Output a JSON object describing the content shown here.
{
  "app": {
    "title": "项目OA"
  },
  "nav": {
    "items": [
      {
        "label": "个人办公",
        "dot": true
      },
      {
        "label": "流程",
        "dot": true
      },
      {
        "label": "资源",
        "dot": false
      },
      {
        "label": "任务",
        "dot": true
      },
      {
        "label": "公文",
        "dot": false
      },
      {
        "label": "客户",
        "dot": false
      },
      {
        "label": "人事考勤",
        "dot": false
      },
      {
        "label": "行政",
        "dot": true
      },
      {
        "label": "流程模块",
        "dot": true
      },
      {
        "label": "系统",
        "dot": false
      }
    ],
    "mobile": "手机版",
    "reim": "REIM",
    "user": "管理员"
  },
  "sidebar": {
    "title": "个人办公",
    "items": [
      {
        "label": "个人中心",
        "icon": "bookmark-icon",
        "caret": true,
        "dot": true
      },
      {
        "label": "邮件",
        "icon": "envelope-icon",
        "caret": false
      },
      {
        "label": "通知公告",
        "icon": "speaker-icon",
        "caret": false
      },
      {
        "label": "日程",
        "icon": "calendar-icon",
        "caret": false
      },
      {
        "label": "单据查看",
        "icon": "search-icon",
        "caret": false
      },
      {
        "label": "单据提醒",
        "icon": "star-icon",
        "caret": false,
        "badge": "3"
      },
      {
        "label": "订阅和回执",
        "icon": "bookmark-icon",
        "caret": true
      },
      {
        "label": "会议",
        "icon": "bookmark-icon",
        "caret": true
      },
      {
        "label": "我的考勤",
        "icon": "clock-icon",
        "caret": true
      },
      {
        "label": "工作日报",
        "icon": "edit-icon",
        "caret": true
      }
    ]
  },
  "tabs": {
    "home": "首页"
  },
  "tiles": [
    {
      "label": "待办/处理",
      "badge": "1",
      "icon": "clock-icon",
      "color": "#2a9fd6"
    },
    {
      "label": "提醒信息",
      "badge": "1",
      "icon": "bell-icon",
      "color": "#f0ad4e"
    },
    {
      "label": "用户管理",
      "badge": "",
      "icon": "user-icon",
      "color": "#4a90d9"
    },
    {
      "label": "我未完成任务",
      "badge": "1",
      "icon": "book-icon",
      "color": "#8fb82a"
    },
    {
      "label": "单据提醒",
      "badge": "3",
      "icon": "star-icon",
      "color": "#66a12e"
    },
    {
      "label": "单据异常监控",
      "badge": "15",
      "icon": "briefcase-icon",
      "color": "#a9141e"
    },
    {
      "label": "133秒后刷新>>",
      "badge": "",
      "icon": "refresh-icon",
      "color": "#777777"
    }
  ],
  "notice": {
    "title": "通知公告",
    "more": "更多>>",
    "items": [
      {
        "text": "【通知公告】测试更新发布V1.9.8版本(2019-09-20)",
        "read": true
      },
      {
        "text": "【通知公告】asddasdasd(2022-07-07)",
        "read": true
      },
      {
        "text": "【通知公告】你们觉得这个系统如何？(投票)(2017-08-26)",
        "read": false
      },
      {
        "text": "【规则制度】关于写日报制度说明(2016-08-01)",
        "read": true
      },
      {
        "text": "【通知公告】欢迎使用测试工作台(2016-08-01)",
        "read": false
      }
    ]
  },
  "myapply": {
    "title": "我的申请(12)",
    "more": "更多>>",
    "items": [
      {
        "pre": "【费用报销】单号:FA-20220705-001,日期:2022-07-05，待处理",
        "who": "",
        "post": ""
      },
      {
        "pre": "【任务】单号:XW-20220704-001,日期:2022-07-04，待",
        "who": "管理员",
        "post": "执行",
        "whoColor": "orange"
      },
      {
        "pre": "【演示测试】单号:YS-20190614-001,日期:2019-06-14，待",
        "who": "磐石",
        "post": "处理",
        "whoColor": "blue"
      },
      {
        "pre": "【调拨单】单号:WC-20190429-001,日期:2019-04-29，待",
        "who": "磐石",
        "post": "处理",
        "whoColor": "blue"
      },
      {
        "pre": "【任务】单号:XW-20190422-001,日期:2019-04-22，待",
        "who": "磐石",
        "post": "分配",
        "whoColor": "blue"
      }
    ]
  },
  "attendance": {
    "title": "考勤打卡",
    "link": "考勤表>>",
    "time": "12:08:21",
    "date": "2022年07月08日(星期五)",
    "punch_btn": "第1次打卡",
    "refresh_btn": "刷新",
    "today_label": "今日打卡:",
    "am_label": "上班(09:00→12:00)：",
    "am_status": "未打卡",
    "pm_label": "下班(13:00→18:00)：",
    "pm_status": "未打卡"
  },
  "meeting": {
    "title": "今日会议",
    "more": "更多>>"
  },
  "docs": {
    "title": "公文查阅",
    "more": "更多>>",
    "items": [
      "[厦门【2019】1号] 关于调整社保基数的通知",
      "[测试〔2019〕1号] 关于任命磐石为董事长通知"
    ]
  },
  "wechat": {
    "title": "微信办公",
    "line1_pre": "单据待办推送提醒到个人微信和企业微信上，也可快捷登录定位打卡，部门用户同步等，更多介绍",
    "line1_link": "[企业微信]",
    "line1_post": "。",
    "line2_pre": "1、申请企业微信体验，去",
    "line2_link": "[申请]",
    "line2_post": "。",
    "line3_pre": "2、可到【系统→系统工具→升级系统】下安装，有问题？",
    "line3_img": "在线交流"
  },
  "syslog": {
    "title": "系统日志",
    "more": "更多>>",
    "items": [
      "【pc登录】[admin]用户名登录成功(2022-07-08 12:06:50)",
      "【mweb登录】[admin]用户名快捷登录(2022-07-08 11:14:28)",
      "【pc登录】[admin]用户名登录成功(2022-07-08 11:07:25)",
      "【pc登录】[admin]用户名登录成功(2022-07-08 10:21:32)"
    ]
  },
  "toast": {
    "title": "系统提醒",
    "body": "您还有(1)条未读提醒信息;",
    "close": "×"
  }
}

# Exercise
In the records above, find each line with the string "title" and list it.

# Written answer
    "title": "项目OA"
    "title": "个人办公",
    "title": "通知公告",
    "title": "我的申请(12)",
    "title": "考勤打卡",
    "title": "今日会议",
    "title": "公文查阅",
    "title": "微信办公",
    "title": "系统日志",
    "title": "系统提醒",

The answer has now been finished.